[[ INFORMATION SHOWN, beginning ]]

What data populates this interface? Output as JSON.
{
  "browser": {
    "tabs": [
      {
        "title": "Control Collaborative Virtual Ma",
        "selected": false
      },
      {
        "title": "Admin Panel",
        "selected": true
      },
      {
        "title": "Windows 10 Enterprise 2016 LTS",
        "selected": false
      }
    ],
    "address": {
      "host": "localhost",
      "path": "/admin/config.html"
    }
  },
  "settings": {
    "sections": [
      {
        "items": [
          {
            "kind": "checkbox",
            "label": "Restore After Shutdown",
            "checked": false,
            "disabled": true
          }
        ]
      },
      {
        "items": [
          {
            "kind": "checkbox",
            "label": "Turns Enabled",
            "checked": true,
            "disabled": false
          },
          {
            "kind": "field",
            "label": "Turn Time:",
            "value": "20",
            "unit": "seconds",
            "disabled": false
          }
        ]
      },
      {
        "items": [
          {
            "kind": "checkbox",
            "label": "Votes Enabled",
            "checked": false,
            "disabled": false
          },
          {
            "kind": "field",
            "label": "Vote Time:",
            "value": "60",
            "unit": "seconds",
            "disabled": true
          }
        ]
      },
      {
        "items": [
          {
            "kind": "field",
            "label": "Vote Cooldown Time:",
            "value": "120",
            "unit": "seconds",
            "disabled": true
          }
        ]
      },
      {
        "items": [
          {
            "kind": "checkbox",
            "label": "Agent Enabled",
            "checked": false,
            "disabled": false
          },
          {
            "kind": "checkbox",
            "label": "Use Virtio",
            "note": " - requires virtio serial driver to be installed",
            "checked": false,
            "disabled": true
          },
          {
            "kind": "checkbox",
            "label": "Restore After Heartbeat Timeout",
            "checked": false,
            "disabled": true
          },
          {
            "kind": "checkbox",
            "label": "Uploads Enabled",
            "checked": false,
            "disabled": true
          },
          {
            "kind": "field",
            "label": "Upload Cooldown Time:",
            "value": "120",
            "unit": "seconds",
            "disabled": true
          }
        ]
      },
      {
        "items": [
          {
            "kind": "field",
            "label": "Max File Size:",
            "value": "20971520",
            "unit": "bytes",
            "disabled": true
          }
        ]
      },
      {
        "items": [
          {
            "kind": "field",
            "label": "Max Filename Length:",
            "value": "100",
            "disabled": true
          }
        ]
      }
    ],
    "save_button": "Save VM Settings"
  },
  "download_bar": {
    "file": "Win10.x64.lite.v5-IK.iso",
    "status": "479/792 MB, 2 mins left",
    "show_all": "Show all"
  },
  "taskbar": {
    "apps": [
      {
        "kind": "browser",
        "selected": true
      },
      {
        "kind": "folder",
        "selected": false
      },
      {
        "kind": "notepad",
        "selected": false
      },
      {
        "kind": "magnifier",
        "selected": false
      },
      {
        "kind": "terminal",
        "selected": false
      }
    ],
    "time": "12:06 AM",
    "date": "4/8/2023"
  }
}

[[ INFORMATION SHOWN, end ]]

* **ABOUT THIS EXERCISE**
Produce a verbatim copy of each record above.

* **REPLY**
What data populates this interface? Output as JSON.
{
  "browser": {
    "tabs": [
      {
        "title": "Control Collaborative Virtual Ma",
        "selected": false
      },
      {
        "title": "Admin Panel",
        "selected": true
      },
      {
        "title": "Windows 10 Enterprise 2016 LTS",
        "selected": false
      }
    ],
    "address": {
      "host": "localhost",
      "path": "/admin/config.html"
    }
  },
  "settings": {
    "sections": [
      {
        "items": [
          {
            "kind": "checkbox",
            "label": "Restore After Shutdown",
            "checked": false,
            "disabled": true
          }
        ]
      },
      {
        "items": [
          {
            "kind": "checkbox",
            "label": "Turns Enabled",
            "checked": true,
            "disabled": false
          },
          {
            "kind": "field",
            "label": "Turn Time:",
            "value": "20",
            "unit": "seconds",
            "disabled": false
          }
        ]
      },
      {
        "items": [
          {
            "kind": "checkbox",
            "label": "Votes Enabled",
            "checked": false,
            "disabled": false
          },
          {
            "kind": "field",
            "label": "Vote Time:",
            "value": "60",
            "unit": "seconds",
            "disabled": true
          }
        ]
      },
      {
        "items": [
          {
            "kind": "field",
            "label": "Vote Cooldown Time:",
            "value": "120",
            "unit": "seconds",
            "disabled": true
          }
        ]
      },
      {
        "items": [
          {
            "kind": "checkbox",
            "label": "Agent Enabled",
            "checked": false,
            "disabled": false
          },
          {
            "kind": "checkbox",
            "label": "Use Virtio",
            "note": " - requires virtio serial driver to be installed",
            "checked": false,
            "disabled": true
          },
          {
            "kind": "checkbox",
            "label": "Restore After Heartbeat Timeout",
            "checked": false,
            "disabled": true
          },
          {
            "kind": "checkbox",
            "label": "Uploads Enabled",
            "checked": false,
            "disabled": true
          },
          {
            "kind": "field",
            "label": "Upload Cooldown Time:",
            "value": "120",
            "unit": "seconds",
            "disabled": true
          }
        ]
      },
      {
        "items": [
          {
            "kind": "field",
            "label": "Max File Size:",
            "value": "20971520",
            "unit": "bytes",
            "disabled": true
          }
        ]
      },
      {
        "items": [
          {
            "kind": "field",
            "label": "Max Filename Length:",
            "value": "100",
            "disabled": true
          }
        ]
      }
    ],
    "save_button": "Save VM Settings"
  },
  "download_bar": {
    "file": "Win10.x64.lite.v5-IK.iso",
    "status": "479/792 MB, 2 mins left",
    "show_all": "Show all"
  },
  "taskbar": {
    "apps": [
      {
        "kind": "browser",
        "selected": true
      },
      {
        "kind": "folder",
        "selected": false
      },
      {
        "kind": "notepad",
        "selected": false
      },
      {
        "kind": "magnifier",
        "selected": false
      },
      {
        "kind": "terminal",
        "selected": false
      }
    ],
    "time": "12:06 AM",
    "date": "4/8/2023"
  }
}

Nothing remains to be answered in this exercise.